Cybersquatting ( English squatter = squatter), also domain squatting or domain squatting , is a derogatory term for the registration of terms as Internet domain names that the registrant is not actually entitled to. The registration of personal names is also called Namejacking those of brand names as Brandjacking named. When registering names and parts thereof, which are communicated with persons of public interest such. B. musicians, politicians or athletes are related, there may be an overlap of the two approaches.
Often times, cybersquatters register such domains and offer them to the person or company who owns a trademark included in the domain name. They usually charge a high price, well above the initial registration fee. In order to put pressure on the rights holder, some cybersquatters provide the domain's website with content that arouses negative associations with the offerings of the person or company concerned. In this way they hope that the person concerned will buy the domain sooner, also to be able to remove the unwanted content.

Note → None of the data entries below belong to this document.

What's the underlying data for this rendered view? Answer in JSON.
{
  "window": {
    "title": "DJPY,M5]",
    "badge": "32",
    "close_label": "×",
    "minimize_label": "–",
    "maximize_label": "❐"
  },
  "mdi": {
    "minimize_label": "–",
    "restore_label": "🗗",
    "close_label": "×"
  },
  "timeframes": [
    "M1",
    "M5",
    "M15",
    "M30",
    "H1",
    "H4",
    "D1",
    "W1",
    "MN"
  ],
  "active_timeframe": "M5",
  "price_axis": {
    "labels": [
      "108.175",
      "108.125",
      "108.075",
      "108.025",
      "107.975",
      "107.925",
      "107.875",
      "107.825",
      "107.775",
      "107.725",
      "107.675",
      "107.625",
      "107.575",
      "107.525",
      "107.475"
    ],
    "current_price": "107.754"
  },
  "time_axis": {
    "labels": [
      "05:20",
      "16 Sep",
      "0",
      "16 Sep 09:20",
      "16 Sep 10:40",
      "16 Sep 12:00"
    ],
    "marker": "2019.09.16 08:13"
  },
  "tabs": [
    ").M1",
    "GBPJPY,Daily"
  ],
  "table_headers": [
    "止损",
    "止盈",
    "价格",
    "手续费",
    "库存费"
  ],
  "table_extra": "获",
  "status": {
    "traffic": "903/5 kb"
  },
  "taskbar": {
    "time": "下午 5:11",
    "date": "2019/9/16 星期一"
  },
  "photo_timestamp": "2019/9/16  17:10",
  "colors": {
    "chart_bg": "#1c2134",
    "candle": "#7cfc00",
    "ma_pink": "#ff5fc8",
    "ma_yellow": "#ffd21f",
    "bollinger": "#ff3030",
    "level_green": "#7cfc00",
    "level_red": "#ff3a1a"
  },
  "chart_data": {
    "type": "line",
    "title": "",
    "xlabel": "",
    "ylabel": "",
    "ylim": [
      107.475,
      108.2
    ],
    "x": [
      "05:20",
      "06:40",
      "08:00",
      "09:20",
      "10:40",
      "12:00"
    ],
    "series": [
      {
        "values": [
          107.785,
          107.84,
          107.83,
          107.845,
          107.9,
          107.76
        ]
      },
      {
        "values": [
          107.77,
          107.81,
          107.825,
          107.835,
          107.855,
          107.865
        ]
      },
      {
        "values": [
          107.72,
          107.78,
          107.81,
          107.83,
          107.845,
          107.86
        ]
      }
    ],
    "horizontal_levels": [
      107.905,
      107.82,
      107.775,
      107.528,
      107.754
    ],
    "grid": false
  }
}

Most cybersquatters register multiple variants of a domain to prevent them from being registered by the people or companies themselves. A cybersquatters, who as eWurstbrot.de registered also registered eWurstbrot.com , ElektronischesWurstbrot.com , ElektronischesWurstbrot.net and other logical variants of the initial term.

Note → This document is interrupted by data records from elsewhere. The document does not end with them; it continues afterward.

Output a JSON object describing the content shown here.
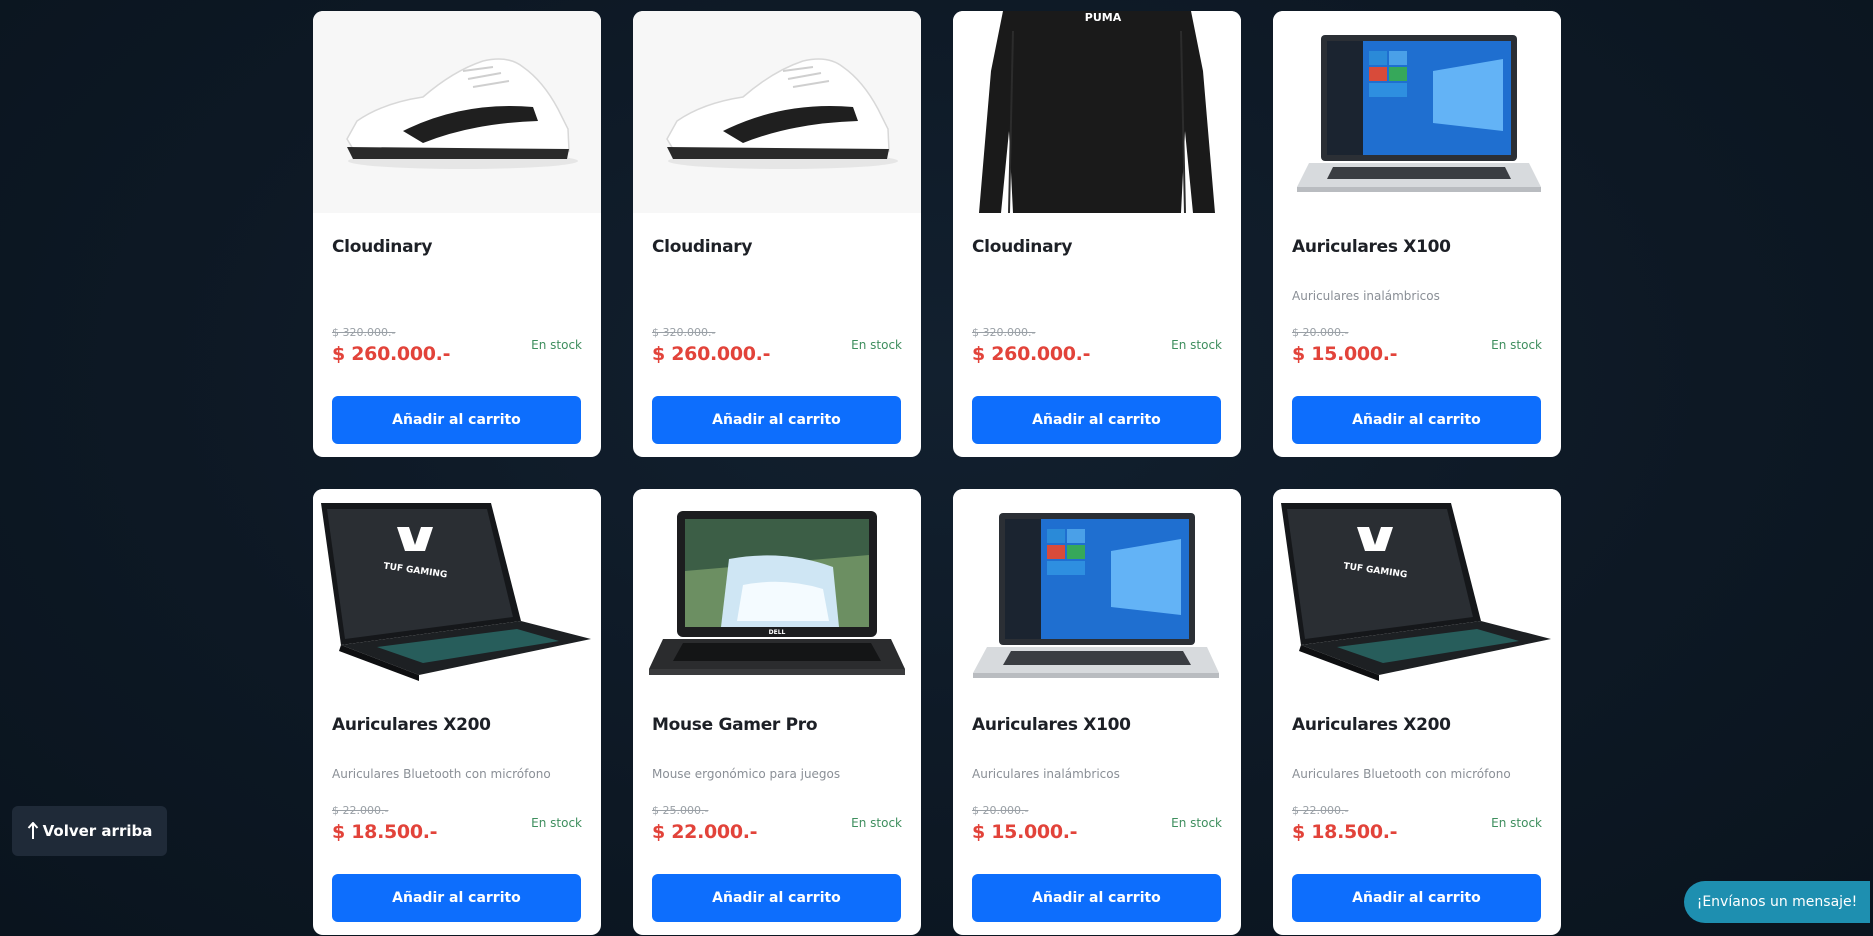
{
  "products": [
    {
      "title": "Cloudinary",
      "description": "",
      "old_price": "$ 320.000.-",
      "price": "$ 260.000.-",
      "stock": "En stock",
      "button": "Añadir al carrito",
      "image": "white-sneaker"
    },
    {
      "title": "Cloudinary",
      "description": "",
      "old_price": "$ 320.000.-",
      "price": "$ 260.000.-",
      "stock": "En stock",
      "button": "Añadir al carrito",
      "image": "white-sneaker"
    },
    {
      "title": "Cloudinary",
      "description": "",
      "old_price": "$ 320.000.-",
      "price": "$ 260.000.-",
      "stock": "En stock",
      "button": "Añadir al carrito",
      "image": "black-sweatshirt",
      "image_text": "PUMA"
    },
    {
      "title": "Auriculares X100",
      "description": "Auriculares inalámbricos",
      "old_price": "$ 20.000.-",
      "price": "$ 15.000.-",
      "stock": "En stock",
      "button": "Añadir al carrito",
      "image": "silver-laptop"
    },
    {
      "title": "Auriculares X200",
      "description": "Auriculares Bluetooth con micrófono",
      "old_price": "$ 22.000.-",
      "price": "$ 18.500.-",
      "stock": "En stock",
      "button": "Añadir al carrito",
      "image": "gaming-laptop",
      "image_text": "TUF GAMING"
    },
    {
      "title": "Mouse Gamer Pro",
      "description": "Mouse ergonómico para juegos",
      "old_price": "$ 25.000.-",
      "price": "$ 22.000.-",
      "stock": "En stock",
      "button": "Añadir al carrito",
      "image": "black-laptop",
      "image_text": "DELL"
    },
    {
      "title": "Auriculares X100",
      "description": "Auriculares inalámbricos",
      "old_price": "$ 20.000.-",
      "price": "$ 15.000.-",
      "stock": "En stock",
      "button": "Añadir al carrito",
      "image": "silver-laptop"
    },
    {
      "title": "Auriculares X200",
      "description": "Auriculares Bluetooth con micrófono",
      "old_price": "$ 22.000.-",
      "price": "$ 18.500.-",
      "stock": "En stock",
      "button": "Añadir al carrito",
      "image": "gaming-laptop",
      "image_text": "TUF GAMING"
    }
  ],
  "back_to_top": {
    "label": "Volver arriba",
    "icon": "arrow-up-icon"
  },
  "chat": {
    "label": "¡Envíanos un mensaje!"
  },
  "colors": {
    "accent": "#0d6efd",
    "price": "#e2433a",
    "stock": "#3e8e5e",
    "background": "#0d1824"
  }
}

The term cybersquatter is sometimes used for people who register a large number of domains without any interest in later personal use, or generally for all people who purchase domains specifically for the purpose of later reselling. The cybersquatter then offers these domains to a prospect with “better rights” or a special interest at a possibly quite high price, an act that is viewed by some as blackmail . Because of the identity or similarity with his company name, personal name, brand or product name, the rights holder feels under high pressure to acquire the domain. This often unfavorable negotiating position results in the often considerable price demand, which thus differs from pricing on the free market. If the interested party actually has better rights, arbitration proceedings and the ordinary legal process are open to him. Although this may appear problematic from a moral point of view, it is legally unobjectionable in a large number of cases. However, this behavior is better referred to as domain grabbing .
According to a survey by the European Commission, a good quarter of those questioned have already been affected by cybersquatting as brand and / or domain owners.
Disputes about the .eu top level domain are often negotiated in the ADR alternative dispute settlement procedure in Prague. In the sunrise phase of the introduction of the .eu-TLD in particular , there were a number of disputes that were rejected in the ADR mainly due to the complainants' inadequately justified trademark rights. The case of the Dutch Traffic Web Holding BV , which registered new trademarks with an ampersand (&) in the name, which is deleted from the .eu domain name by the EURid when the domain registration is applied for, gained particular prominence . In a large number of cases, it won the bid before the actual owner of the rights to city and brand names.
Disputes about domains outside of Germany are usually resolved through the Uniform Domain Name Resolution Policy ( UDRP ), a procedure drawn up by the Internet Corporation for Assigned Names and Numbers ( ICANN ). Critics complain, however, that large companies are preferred and that the decisions made often go far beyond the rules and intent of the UDRP. In Switzerland, it is mainly the World Intellectual Property Organization ( WIPO ) that is started, in regional cases district courts in the first instance .
Litigation is another way of resolving cybersquatting cases, but case law is often a problem as different courts have determined that the place of proceedings is either the plaintiff , the defendant, or the location of the server hosting the domain is registered. Most people choose to use the UDRP to resolve the matter because it is cheaper on average and usually much quicker than filing a lawsuit. However, as is more common, a court can decide the case beyond the UDRP.
Some countries have specific cybersquatting laws that go beyond normal trade mark protection laws. The US, for example, introduced the US Anticybersquatting Consumer Protection Act (ACPA) in 1999 .
As early as 2001, however, WIPO criticized the legal framework in a study. It is not possible to effectively put down cybersquatters under the prevailing legal situation. She suggested creating an internationally valid, uniform regulation.
Under the UDRP, successful complainers can have the domains deleted (which often means someone else will re-register them) or have them transferred to their name (which means they have to pay annual fees to prevent the domain from being re-registered released). Under the ACPA, cybersquatters can be held liable for reputational and business damage up to $ 100,000.
There have also been several instances where companies, individuals, or governments attempted to revoke domain names from their owners using false allegations of trademark infringement. In some cases, these procedures were even successful. This practice is also known as reverse cybersquatting .
- Domain grabbing
- Reverse domain hijacking
- Domain trading
- Domain name law
- Domain registration
- ICANN website for UDRP
- WIPO study on the subject (English / French / Spanish only)
- Decisions of the .eu court of arbitration ADR
- Survey by the European Commission
- EURid annual report ( Memento of the original from November 10, 2011 in the Internet Archive ) Info: The archive link has been inserted automatically and has not yet been checked. Please check the original and archive link according to the instructions and then remove this notice. (PDF file)
- Domain Law Newsletter No. 372
- Adam Beaumont: Cybersquatters develop an appetite for .ch. swissinfo, February 11, 2006, accessed August 14, 2020 .